More than 56 per cent of the nearly $100 billion is for so-called “green” and “social” infrastructure.
Ottawa’s so-called infrastructure spending plan includes $77 million to develop regulations for driverless cars and unmanned air vehicles.
Traffic congestion isn’t just a nuisance or environmental hazard—it’s also a significant economic harm.
Premier Notley recently commissioned a report on infrastructure financing by former Bank of Canada governor David Dodge.
The current transit plebiscite, conducted by mail-in ballot across Metro Vancouver, asks whether residents are willing to support a 0.5 percentage point increase to the Provincial Sales Tax, which would generate an extra $250 million to help fund $7.5 billion worth of transportation projects tabled by the Mayors’ Council.
This spring’s mail-in plebiscite will essentially ask Metro Vancouver voters if they’re willing to pay $250 million more in sales taxes each year to fund the $7.5 billion expanded transit system proposed by a council of the region’s mayors.

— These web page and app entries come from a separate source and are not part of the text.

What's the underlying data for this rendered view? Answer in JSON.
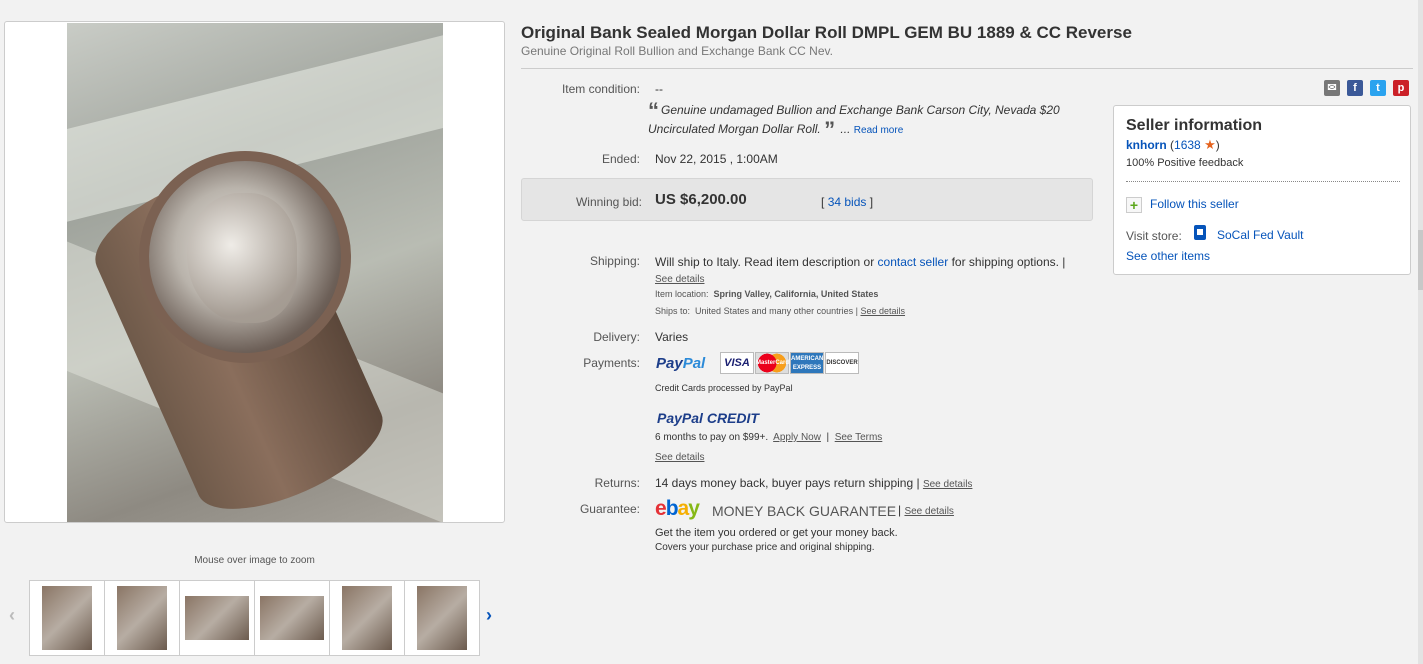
{
  "listing": {
    "title": "Original Bank Sealed Morgan Dollar Roll DMPL GEM BU 1889 & CC Reverse",
    "subtitle": "Genuine Original Roll Bullion and Exchange Bank CC Nev."
  },
  "gallery": {
    "zoom_hint": "Mouse over image to zoom",
    "thumbnail_count": 6,
    "prev_arrow": "‹",
    "next_arrow": "›"
  },
  "condition": {
    "label": "Item condition:",
    "value": "--",
    "quote_mark": "“",
    "quote": "Genuine undamaged Bullion and Exchange Bank Carson City, Nevada $20 Uncirculated Morgan Dollar Roll.",
    "quote_close": "”",
    "ellipsis": "...",
    "read_more": "Read more"
  },
  "ended": {
    "label": "Ended:",
    "value": "Nov 22, 2015 , 1:00AM"
  },
  "bid": {
    "label": "Winning bid:",
    "value": "US $6,200.00",
    "open": "[",
    "bids_link": "34 bids",
    "close": "]"
  },
  "shipping": {
    "label": "Shipping:",
    "text_before": "Will ship to Italy. Read item description or ",
    "contact_link": "contact seller",
    "text_after": " for shipping options. | ",
    "see_details": "See details",
    "location_label": "Item location:",
    "location_value": "Spring Valley, California, United States",
    "ships_to_label": "Ships to:",
    "ships_to_value": "United States and many other countries | ",
    "ships_see_details": "See details"
  },
  "delivery": {
    "label": "Delivery:",
    "value": "Varies"
  },
  "payments": {
    "label": "Payments:",
    "paypal_pay": "Pay",
    "paypal_pal": "Pal",
    "cards": {
      "visa": "VISA",
      "mastercard": "MasterCard",
      "amex": "AMERICAN EXPRESS",
      "discover": "DISCOVER"
    },
    "credit_cards_note": "Credit Cards processed by PayPal",
    "paypal_credit_pay": "PayPal",
    "paypal_credit_word": " CREDIT",
    "credit_terms_text": "6 months to pay on $99+.",
    "apply_now": "Apply Now",
    "see_terms": "See Terms",
    "see_details": "See details"
  },
  "returns": {
    "label": "Returns:",
    "value": "14 days money back, buyer pays return shipping | ",
    "see_details": "See details"
  },
  "guarantee": {
    "label": "Guarantee:",
    "logo": {
      "e": "e",
      "b": "b",
      "a": "a",
      "y": "y"
    },
    "title": "MONEY BACK GUARANTEE",
    "see_details": "See details",
    "line1": "Get the item you ordered or get your money back.",
    "line2": "Covers your purchase price and original shipping."
  },
  "share": {
    "email": "✉",
    "facebook": "f",
    "twitter": "t",
    "pinterest": "p"
  },
  "seller": {
    "title": "Seller information",
    "name": "knhorn",
    "score_open": " (",
    "score": "1638",
    "score_close": ")",
    "feedback": "100% Positive feedback",
    "follow": "Follow this seller",
    "follow_icon": "+",
    "store_label": "Visit store:",
    "store_name": "SoCal Fed Vault",
    "other_items": "See other items"
  },
  "colors": {
    "link": "#0654ba",
    "ebay_red": "#e53238",
    "ebay_blue": "#0064d2",
    "ebay_yellow": "#f5af02",
    "ebay_green": "#86b817"
  }
}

Finance minister Mike de Jong recently issued a flurry of press releases touting the high credit rating of the BC government by various rating agencies. In one release he said: “The judgment of the rating agencies is an objective confirmation that by balancing our budget and keeping our debt affordable for British Columbians, our finances are on the right track.” Statements like these can mislead British Columbians about the actual state of BC’s finances, which may not be as rosy as the minister lets on.